** Problem description **
Find the string "this" in the material. Copy every line that has it.

Recorded information below:

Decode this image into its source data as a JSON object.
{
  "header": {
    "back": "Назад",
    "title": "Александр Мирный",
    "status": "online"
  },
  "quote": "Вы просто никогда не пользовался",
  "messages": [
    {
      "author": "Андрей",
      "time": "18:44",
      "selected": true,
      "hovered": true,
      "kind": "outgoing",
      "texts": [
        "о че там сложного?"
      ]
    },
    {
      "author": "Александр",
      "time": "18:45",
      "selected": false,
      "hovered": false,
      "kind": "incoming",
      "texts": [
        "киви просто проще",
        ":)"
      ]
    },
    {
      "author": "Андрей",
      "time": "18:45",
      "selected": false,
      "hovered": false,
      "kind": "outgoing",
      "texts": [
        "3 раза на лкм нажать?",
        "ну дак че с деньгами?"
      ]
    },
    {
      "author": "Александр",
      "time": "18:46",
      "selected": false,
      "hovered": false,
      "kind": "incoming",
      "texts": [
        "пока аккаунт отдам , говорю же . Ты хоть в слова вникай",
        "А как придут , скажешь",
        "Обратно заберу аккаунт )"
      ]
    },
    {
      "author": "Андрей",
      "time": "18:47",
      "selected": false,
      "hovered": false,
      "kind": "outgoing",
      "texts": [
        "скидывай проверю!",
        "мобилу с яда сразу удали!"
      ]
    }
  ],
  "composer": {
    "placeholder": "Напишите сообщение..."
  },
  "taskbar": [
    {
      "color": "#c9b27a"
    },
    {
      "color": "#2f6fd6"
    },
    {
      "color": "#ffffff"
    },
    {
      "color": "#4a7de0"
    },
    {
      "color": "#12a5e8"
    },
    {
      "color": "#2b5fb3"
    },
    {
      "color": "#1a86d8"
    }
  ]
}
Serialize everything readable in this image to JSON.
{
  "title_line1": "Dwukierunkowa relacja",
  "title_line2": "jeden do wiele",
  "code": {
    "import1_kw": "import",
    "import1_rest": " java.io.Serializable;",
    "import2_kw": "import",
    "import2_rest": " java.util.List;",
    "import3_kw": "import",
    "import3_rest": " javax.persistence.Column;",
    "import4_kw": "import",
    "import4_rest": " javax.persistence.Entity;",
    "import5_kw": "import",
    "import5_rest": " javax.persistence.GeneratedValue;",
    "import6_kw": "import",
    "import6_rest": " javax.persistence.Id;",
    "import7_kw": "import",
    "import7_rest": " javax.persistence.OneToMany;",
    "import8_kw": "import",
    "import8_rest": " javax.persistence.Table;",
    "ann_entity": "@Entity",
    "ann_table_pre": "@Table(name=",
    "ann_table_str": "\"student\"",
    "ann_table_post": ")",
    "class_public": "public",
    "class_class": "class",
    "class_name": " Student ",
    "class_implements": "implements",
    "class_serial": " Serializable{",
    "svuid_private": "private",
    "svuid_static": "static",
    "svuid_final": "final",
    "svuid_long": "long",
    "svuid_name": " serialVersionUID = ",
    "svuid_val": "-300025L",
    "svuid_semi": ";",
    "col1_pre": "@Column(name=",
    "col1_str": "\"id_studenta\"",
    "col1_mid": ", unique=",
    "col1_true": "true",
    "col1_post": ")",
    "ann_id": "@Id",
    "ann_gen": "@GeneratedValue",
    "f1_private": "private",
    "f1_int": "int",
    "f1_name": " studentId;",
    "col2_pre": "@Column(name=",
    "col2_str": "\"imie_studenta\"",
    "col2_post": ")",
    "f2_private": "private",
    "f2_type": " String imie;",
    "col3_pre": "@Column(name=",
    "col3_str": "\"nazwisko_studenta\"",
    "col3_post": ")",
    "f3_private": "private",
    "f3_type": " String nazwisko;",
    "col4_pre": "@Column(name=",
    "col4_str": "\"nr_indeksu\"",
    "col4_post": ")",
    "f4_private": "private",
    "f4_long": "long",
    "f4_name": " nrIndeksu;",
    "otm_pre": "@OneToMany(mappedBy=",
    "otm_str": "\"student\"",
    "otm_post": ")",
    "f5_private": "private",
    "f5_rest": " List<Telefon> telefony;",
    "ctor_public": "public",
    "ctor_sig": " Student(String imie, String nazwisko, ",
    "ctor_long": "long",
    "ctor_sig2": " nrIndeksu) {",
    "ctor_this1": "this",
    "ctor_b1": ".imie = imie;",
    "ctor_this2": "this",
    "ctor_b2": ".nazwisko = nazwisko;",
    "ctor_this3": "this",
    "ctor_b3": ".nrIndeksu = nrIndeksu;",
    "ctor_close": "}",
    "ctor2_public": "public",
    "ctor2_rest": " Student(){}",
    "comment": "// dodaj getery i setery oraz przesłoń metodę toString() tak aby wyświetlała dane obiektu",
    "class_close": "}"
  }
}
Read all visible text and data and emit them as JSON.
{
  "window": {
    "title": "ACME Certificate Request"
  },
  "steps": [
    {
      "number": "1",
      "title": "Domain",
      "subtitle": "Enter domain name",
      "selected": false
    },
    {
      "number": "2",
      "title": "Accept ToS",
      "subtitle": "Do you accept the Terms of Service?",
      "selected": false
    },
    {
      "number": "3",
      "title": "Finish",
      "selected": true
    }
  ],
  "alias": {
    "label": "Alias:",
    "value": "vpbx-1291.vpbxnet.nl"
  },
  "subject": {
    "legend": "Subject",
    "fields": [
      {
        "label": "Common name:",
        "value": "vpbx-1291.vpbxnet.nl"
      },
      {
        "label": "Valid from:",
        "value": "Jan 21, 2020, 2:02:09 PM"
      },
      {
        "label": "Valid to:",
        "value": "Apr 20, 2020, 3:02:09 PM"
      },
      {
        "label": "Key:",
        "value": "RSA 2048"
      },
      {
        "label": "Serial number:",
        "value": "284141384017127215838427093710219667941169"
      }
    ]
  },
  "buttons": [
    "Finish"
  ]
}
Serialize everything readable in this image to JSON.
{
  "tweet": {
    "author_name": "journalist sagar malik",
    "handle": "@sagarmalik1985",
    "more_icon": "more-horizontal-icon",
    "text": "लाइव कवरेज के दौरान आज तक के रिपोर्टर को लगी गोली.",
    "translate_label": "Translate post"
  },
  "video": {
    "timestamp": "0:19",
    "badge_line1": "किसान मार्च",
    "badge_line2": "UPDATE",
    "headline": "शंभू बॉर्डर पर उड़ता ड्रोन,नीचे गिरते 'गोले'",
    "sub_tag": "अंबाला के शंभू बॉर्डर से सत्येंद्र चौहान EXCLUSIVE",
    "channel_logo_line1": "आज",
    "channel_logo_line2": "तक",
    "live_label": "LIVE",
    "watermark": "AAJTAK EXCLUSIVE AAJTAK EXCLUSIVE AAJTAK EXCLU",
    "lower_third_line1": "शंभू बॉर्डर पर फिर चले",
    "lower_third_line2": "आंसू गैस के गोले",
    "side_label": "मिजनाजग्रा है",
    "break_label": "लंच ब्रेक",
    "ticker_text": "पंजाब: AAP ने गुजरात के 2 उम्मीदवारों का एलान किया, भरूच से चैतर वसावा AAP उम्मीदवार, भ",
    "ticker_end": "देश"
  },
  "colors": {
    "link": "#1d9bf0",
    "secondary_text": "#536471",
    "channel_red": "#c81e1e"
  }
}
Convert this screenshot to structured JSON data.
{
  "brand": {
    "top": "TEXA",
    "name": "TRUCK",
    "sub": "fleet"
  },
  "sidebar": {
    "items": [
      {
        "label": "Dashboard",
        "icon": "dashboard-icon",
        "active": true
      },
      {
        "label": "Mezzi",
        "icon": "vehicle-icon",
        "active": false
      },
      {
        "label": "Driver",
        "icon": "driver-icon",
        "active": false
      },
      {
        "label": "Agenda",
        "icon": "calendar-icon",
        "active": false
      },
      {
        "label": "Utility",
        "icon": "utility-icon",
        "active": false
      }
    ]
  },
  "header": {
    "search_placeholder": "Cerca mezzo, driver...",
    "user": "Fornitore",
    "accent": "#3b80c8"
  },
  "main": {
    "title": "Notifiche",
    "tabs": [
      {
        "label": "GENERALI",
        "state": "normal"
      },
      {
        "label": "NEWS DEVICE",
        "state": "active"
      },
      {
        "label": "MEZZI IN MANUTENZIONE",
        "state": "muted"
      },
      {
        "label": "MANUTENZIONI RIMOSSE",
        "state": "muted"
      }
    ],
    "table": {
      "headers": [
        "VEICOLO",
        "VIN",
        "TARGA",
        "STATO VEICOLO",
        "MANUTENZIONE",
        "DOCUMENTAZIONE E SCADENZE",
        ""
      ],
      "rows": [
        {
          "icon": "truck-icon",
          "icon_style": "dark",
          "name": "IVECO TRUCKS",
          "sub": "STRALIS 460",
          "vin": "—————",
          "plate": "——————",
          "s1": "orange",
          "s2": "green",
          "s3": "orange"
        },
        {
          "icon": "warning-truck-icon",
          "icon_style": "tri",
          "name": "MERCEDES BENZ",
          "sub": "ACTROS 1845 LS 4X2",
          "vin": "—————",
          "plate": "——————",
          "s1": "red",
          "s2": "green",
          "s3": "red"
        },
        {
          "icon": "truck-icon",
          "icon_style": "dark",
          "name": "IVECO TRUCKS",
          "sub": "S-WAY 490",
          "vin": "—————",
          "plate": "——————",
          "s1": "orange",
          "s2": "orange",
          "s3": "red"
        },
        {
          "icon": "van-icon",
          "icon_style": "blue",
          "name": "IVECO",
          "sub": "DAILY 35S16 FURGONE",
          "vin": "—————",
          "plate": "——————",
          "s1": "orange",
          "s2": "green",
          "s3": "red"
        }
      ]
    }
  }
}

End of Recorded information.

** Your response **
Decode this image into its source data as a JSON object.
Serialize everything readable in this image to JSON.
    "ctor_this1": "this",
    "ctor_this2": "this",
    "ctor_this3": "this",
Serialize everything readable in this image to JSON.
Convert this screenshot to structured JSON data.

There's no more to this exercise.